Chinese batik: fun, easy, fast, cheap and creative
The summer vacation is behind us. New courses are on the horizon. And sometimes you want to try out what you saw on vacation at home, without a course, but on your own. For example, Chinese batik from Africa: It doesn’t take much, it is not expensive or complicated, and nothing can actually go wrong. The results are all the more surprising! Also fun to do with children. Messing is allowed!
Simple and inexpensive
In a small coastal town in South Africa, large colorful cloths with African designs flew from the clothesline. They turned out not to be made by a native, but by a German who had gotten stuck in this hamlet because her husband ran the youth hostel there. There, in the open air and in the garage next to the inn, she had plenty of space to paint huge canvases. It turned out to be very easy to do. What you need doesn’t have to cost a lot, and if you don’t have a lot of space, you can adjust the format accordingly.
Why the Chinese is called batik, the German did not know.
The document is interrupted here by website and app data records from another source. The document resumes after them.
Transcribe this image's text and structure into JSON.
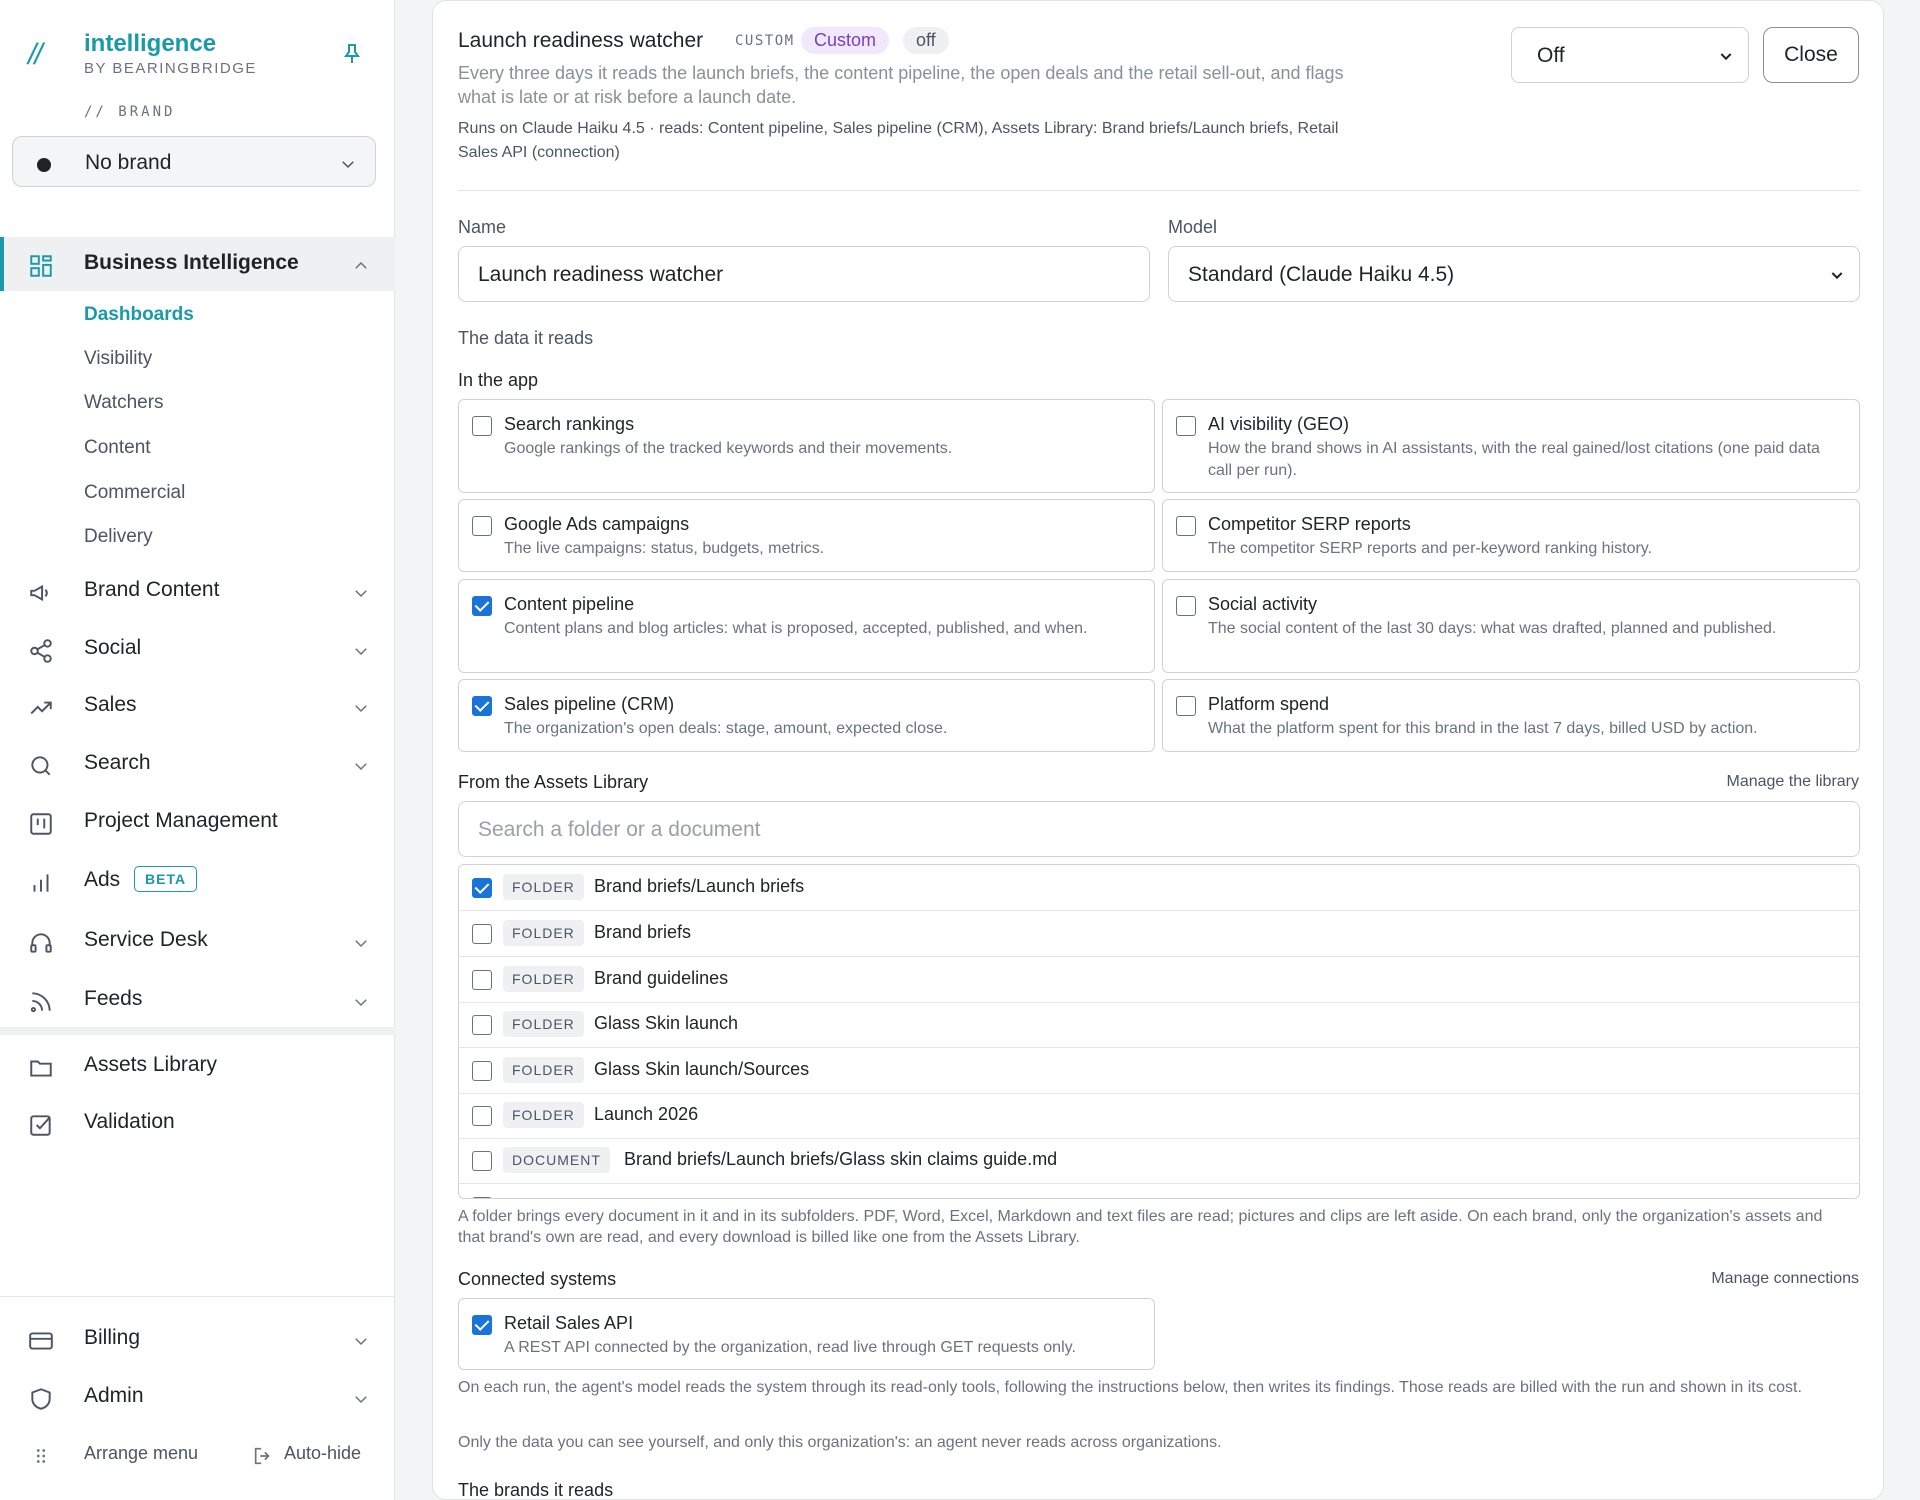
{
  "sidebar": {
    "logo": {
      "slash": "//",
      "name": "intelligence",
      "sub": "BY BEARINGBRIDGE"
    },
    "brand_caption": "// BRAND",
    "brand_select": "No brand",
    "nav": {
      "business_intelligence": "Business Intelligence",
      "sub_items": [
        "Dashboards",
        "Visibility",
        "Watchers",
        "Content",
        "Commercial",
        "Delivery"
      ],
      "brand_content": "Brand Content",
      "social": "Social",
      "sales": "Sales",
      "search": "Search",
      "project_management": "Project Management",
      "ads": "Ads",
      "ads_badge": "BETA",
      "service_desk": "Service Desk",
      "feeds": "Feeds",
      "assets_library": "Assets Library",
      "validation": "Validation",
      "billing": "Billing",
      "admin": "Admin"
    },
    "footer": {
      "arrange": "Arrange menu",
      "autohide": "Auto-hide"
    }
  },
  "panel": {
    "title": "Launch readiness watcher",
    "tag_mono": "CUSTOM",
    "tag_custom": "Custom",
    "tag_off": "off",
    "description": "Every three days it reads the launch briefs, the content pipeline, the open deals and the retail sell-out, and flags what is late or at risk before a launch date.",
    "runs": "Runs on Claude Haiku 4.5 · reads: Content pipeline, Sales pipeline (CRM), Assets Library: Brand briefs/Launch briefs, Retail Sales API (connection)",
    "status_value": "Off",
    "close_label": "Close",
    "name_label": "Name",
    "name_value": "Launch readiness watcher",
    "model_label": "Model",
    "model_value": "Standard (Claude Haiku 4.5)",
    "data_reads_label": "The data it reads",
    "in_app_label": "In the app",
    "sources": [
      {
        "title": "Search rankings",
        "desc": "Google rankings of the tracked keywords and their movements.",
        "checked": false
      },
      {
        "title": "AI visibility (GEO)",
        "desc": "How the brand shows in AI assistants, with the real gained/lost citations (one paid data call per run).",
        "checked": false
      },
      {
        "title": "Google Ads campaigns",
        "desc": "The live campaigns: status, budgets, metrics.",
        "checked": false
      },
      {
        "title": "Competitor SERP reports",
        "desc": "The competitor SERP reports and per-keyword ranking history.",
        "checked": false
      },
      {
        "title": "Content pipeline",
        "desc": "Content plans and blog articles: what is proposed, accepted, published, and when.",
        "checked": true
      },
      {
        "title": "Social activity",
        "desc": "The social content of the last 30 days: what was drafted, planned and published.",
        "checked": false
      },
      {
        "title": "Sales pipeline (CRM)",
        "desc": "The organization's open deals: stage, amount, expected close.",
        "checked": true
      },
      {
        "title": "Platform spend",
        "desc": "What the platform spent for this brand in the last 7 days, billed USD by action.",
        "checked": false
      }
    ],
    "assets_label": "From the Assets Library",
    "manage_library": "Manage the library",
    "assets_search_placeholder": "Search a folder or a document",
    "assets": [
      {
        "kind": "FOLDER",
        "name": "Brand briefs/Launch briefs",
        "checked": true
      },
      {
        "kind": "FOLDER",
        "name": "Brand briefs",
        "checked": false
      },
      {
        "kind": "FOLDER",
        "name": "Brand guidelines",
        "checked": false
      },
      {
        "kind": "FOLDER",
        "name": "Glass Skin launch",
        "checked": false
      },
      {
        "kind": "FOLDER",
        "name": "Glass Skin launch/Sources",
        "checked": false
      },
      {
        "kind": "FOLDER",
        "name": "Launch 2026",
        "checked": false
      },
      {
        "kind": "DOCUMENT",
        "name": "Brand briefs/Launch briefs/Glass skin claims guide.md",
        "checked": false
      }
    ],
    "assets_note": "A folder brings every document in it and in its subfolders. PDF, Word, Excel, Markdown and text files are read; pictures and clips are left aside. On each brand, only the organization's assets and that brand's own are read, and every download is billed like one from the Assets Library.",
    "connected_label": "Connected systems",
    "manage_connections": "Manage connections",
    "connection": {
      "title": "Retail Sales API",
      "desc": "A REST API connected by the organization, read live through GET requests only.",
      "checked": true
    },
    "connection_note": "On each run, the agent's model reads the system through its read-only tools, following the instructions below, then writes its findings. Those reads are billed with the run and shown in its cost.",
    "scope_note": "Only the data you can see yourself, and only this organization's: an agent never reads across organizations.",
    "brands_label": "The brands it reads"
  },
  "colors": {
    "accent": "#1a9aa8",
    "checkbox": "#1a73d9",
    "custom_tag": "#7a3fc5"
  }
}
She had picked up the technology elsewhere on the continent. She used designs that she had seen around her all over Africa: giraffes, black women with baskets on their heads, colorful flowers and birds. Of course, the technique says nothing about the designs you choose; that can be anything you like. If you want to stay true to yourself and not use African motifs, choose or create your own design. But first something about the technique.
Chinese batik is comparable to the much more famous Indonesian batik and yet very different. The last requires a lot of precision and patience while you can do the first with the French battle, as it were. For Indonesian batik you need a pan in which your wax is heated, which you then move with a special pin with a reservoir for the hot wax above a fabric, preferably silk, to create a drawing or motif. With Chinese batik you do not need to heat anything, so you do not need a stove and no special pin, nor do you need to purchase expensive silk.
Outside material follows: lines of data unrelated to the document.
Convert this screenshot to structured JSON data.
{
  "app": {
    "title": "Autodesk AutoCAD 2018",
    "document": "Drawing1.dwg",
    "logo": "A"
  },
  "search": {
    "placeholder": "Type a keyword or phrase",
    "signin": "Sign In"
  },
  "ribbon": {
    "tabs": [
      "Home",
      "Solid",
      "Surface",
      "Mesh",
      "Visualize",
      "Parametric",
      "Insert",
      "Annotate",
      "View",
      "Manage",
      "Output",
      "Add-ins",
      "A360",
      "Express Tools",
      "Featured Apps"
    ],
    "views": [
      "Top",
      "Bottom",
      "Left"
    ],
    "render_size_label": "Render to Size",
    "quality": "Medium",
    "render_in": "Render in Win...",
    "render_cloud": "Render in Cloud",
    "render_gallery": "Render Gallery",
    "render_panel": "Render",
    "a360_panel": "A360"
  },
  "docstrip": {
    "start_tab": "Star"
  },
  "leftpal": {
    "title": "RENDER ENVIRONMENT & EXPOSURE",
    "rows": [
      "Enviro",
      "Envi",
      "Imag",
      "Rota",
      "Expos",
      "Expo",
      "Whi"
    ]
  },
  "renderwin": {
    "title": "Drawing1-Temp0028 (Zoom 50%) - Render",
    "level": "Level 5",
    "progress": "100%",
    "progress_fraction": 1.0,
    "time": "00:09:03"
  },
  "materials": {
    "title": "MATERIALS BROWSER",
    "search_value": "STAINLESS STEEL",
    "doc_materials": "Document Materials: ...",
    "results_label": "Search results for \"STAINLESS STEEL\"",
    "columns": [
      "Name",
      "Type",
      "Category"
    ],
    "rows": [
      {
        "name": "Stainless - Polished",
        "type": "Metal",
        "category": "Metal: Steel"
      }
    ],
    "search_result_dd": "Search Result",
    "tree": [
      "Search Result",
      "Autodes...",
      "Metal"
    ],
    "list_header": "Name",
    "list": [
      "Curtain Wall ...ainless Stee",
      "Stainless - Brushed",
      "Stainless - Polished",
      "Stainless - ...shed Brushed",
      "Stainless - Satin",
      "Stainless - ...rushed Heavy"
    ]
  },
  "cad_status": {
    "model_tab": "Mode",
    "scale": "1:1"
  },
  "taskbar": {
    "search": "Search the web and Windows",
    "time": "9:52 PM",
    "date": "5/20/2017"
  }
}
What you do need: one piece of white fabric from the market, for example cotton or linen. A simple stretcher. A staple gun. A few cheap brushes of different thickness (but one brush is also sufficient). Some flour and water and a Bowl stating this with a fork and spoon stirring a paste. A paste of wallpaper glue is also possible, but this is invisible after drying, making the drawing invisible, which is difficult if you want to color the canvas.
Stretch the fabric around the stretcher and staple it with the staple gun. Make some in advance if necessary sketch which you can then transfer to the fabric. This can be done with a pencil, but it is sometimes difficult to wash out of the fabric. It is therefore better directly on the fabric to paint. You do this with the brush that you dip in the paste of flour and water. Do not make the paste too thin, then the dust will not be covered, the line will flow and all your work will be in vain. You don’t have to be too fat, so you should try this out. Let the drawing dry with the paste. Already experimenting you will discover that a thin but firm layer of pasta can cause crazing. This can give a very nice effect because on the crazing, where the fabric is not covered, the paint can penetrate.
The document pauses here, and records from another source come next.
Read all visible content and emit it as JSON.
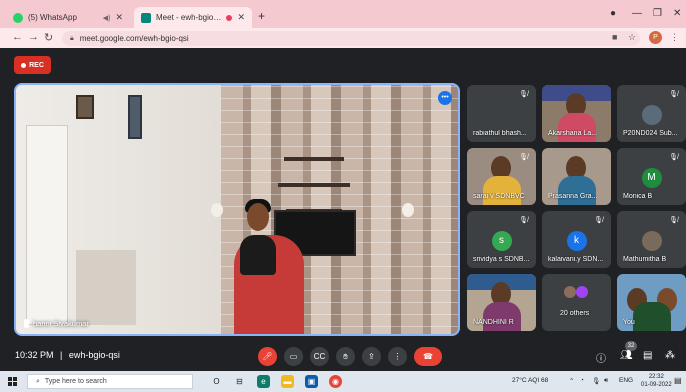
{
  "browser": {
    "tabs": [
      {
        "title": "(5) WhatsApp",
        "active": false,
        "favicon_color": "#25d366"
      },
      {
        "title": "Meet - ewh-bgio-qsi",
        "active": true,
        "favicon_color": "#00897b"
      }
    ],
    "url": "meet.google.com/ewh-bgio-qsi",
    "new_tab_label": "+",
    "profile_initial": "P"
  },
  "meet": {
    "rec_label": "REC",
    "main_speaker": "harini Sivakumar",
    "participants": [
      {
        "name": "rabiathul bhash...",
        "kind": "blank"
      },
      {
        "name": "Akarshana La...",
        "kind": "photo"
      },
      {
        "name": "P20ND024 Sub...",
        "kind": "avatar",
        "initial": "",
        "color": "#5b6b7a"
      },
      {
        "name": "sarai v SDNBVC",
        "kind": "photo"
      },
      {
        "name": "Prasanna Gra...",
        "kind": "photo"
      },
      {
        "name": "Monica B",
        "kind": "avatar",
        "initial": "M",
        "color": "#1e8e3e"
      },
      {
        "name": "srividya s SDNB...",
        "kind": "avatar",
        "initial": "s",
        "color": "#34a853"
      },
      {
        "name": "kalaivani.y SDN...",
        "kind": "avatar",
        "initial": "k",
        "color": "#1a73e8"
      },
      {
        "name": "Mathumitha B",
        "kind": "avatar",
        "initial": "",
        "color": "#7a6a5c"
      },
      {
        "name": "NANDHINI R",
        "kind": "photo"
      },
      {
        "name": "20 others",
        "kind": "group"
      },
      {
        "name": "You",
        "kind": "photo"
      }
    ],
    "time": "10:32 PM",
    "separator": "|",
    "meeting_code": "ewh-bgio-qsi",
    "participant_count": "32"
  },
  "taskbar": {
    "search_placeholder": "Type here to search",
    "weather": "27°C  AQI 68",
    "language": "ENG",
    "clock_time": "22:32",
    "clock_date": "01-09-2022"
  }
}
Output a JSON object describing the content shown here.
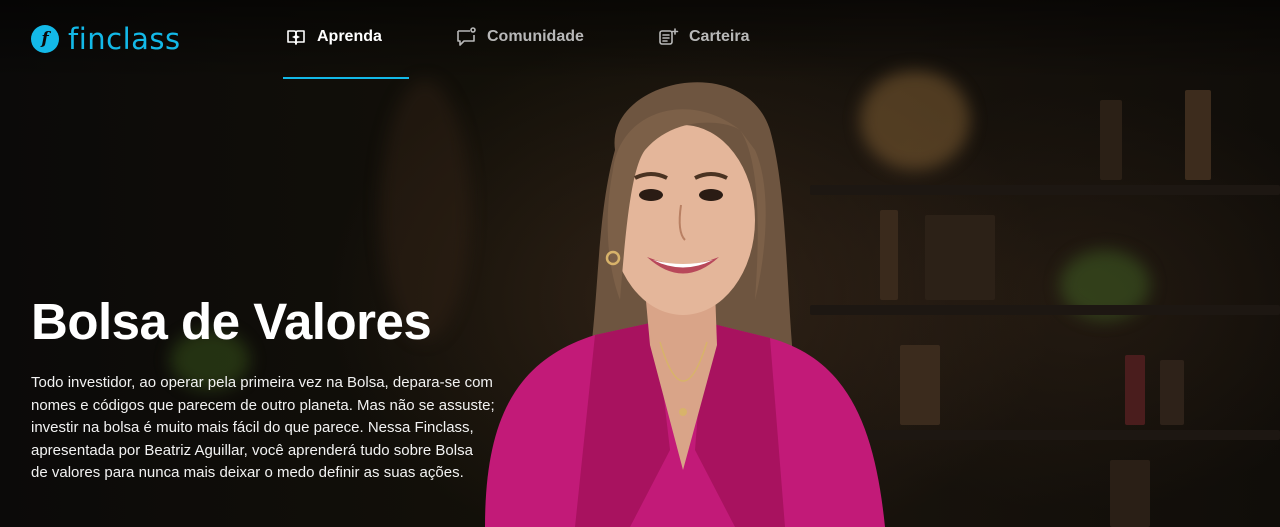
{
  "brand": {
    "name": "finclass",
    "color": "#13b9e8"
  },
  "nav": {
    "items": [
      {
        "label": "Aprenda",
        "icon": "graduation-cap-icon",
        "active": true
      },
      {
        "label": "Comunidade",
        "icon": "chat-bubble-icon",
        "active": false
      },
      {
        "label": "Carteira",
        "icon": "wallet-list-icon",
        "active": false
      }
    ]
  },
  "hero": {
    "title": "Bolsa de Valores",
    "description_lines": [
      "Todo investidor, ao operar pela primeira vez na Bolsa, depara-se com",
      "nomes e códigos que parecem de outro planeta. Mas não se assuste;",
      "investir na bolsa é muito mais fácil do que parece. Nessa Finclass,",
      "apresentada por Beatriz Aguillar, você aprenderá tudo sobre Bolsa",
      "de valores para nunca mais deixar o medo definir as suas ações."
    ],
    "accent_color": "#c21a78"
  }
}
Once the paste is dry you can start painting. Use textile paint, which is unfortunately quite expensive, or acrylic paint. Your choice depends on the destination of your canvas. If you want to hang it on the wall or decorate curtains or cushions with it, it is best to use acrylic paint. However, if you want to make a shawl, or a bed cover or something else that should feel soft and preferably fall smoothly, then it is best to choose fabric paint. Both paints are machine washable, so that makes no difference.
You can now paint the paste-treated cloth in one color or in all the colors of the rainbow. One or two colors will give a strong effect if you use primary, bright shades. The white lines will stand out all the more for a nice graphic effect. Or, you choose brown tones, cool or warm tones or black. Except just with lines you can also use dots, drops and smudges work: mess around! This way you can make your batik as complex and colorful as you want.
Easy and fast
After dyeing, let the cloth dry again. This is done within an hour outside against the fence. Then follows the penultimate phase: removing the pasta. Wallpaper glue can be removed very easily with washing, but with flour and water it is more difficult: an old toothbrush offers a solution. If you have painted a large canvas, it is useful if you have one bathtub above which you can scratch away the crusts of dough. After all, it is only a matter of rinse, dry again and iron. And your Chinese batik is ready.
This can seem like a laborious process: the results are surprising and you can do it in an afternoon. Especially if you start small to explore and master the process. A great idea for a rainy weekend or the autumn holiday, on your own or with children!